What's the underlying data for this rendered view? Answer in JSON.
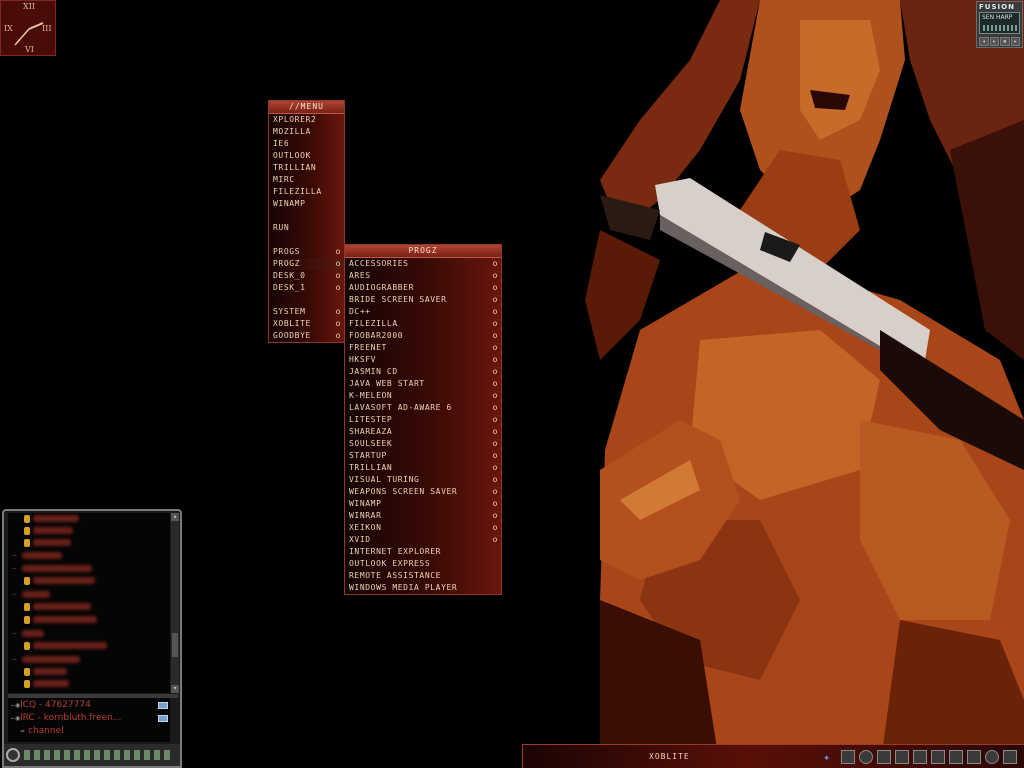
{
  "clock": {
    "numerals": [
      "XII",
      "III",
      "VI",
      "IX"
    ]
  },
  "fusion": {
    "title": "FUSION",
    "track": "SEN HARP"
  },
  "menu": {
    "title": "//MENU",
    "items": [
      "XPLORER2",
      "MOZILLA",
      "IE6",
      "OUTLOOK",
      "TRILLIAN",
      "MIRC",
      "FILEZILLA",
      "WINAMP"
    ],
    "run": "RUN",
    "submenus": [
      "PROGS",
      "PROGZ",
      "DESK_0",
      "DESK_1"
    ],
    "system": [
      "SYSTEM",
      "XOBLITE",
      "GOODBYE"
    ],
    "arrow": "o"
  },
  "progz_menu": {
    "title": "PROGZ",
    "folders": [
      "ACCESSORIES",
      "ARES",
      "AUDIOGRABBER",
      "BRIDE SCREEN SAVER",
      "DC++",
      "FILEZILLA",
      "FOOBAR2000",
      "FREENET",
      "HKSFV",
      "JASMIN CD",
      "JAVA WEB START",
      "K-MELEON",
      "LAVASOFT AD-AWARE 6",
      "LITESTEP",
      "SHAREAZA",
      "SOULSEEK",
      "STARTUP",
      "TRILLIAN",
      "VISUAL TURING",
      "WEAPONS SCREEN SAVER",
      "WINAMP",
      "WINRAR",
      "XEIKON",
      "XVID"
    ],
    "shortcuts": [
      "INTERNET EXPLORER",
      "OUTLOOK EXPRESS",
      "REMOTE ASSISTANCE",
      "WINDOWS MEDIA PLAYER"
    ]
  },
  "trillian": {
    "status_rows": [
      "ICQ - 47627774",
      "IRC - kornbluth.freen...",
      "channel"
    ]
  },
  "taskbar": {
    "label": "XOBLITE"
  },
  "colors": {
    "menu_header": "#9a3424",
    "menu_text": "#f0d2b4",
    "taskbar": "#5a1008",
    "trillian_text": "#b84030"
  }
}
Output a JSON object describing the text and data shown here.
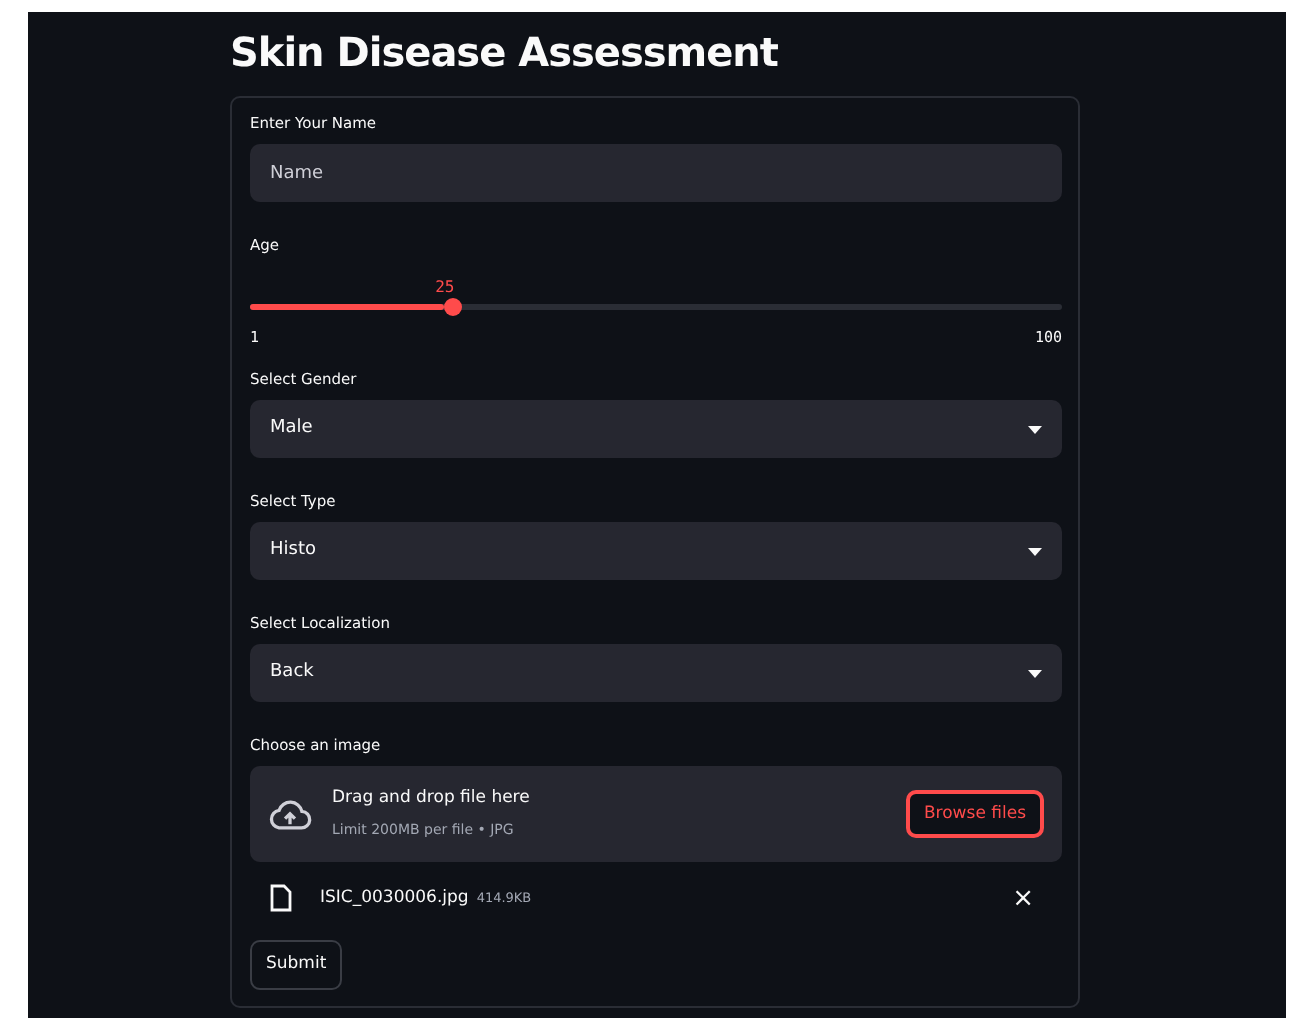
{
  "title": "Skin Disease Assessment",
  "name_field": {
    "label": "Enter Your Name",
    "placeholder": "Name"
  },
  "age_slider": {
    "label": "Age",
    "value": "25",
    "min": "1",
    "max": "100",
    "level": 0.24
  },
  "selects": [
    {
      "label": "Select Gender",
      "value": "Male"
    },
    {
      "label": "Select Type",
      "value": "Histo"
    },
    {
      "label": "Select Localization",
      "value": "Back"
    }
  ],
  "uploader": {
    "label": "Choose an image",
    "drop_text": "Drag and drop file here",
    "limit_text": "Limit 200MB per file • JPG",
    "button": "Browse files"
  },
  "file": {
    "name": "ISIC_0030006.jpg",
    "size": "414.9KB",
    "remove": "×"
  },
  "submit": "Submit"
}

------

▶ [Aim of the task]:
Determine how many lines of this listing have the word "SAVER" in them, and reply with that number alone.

▶ [Result for this task]:
2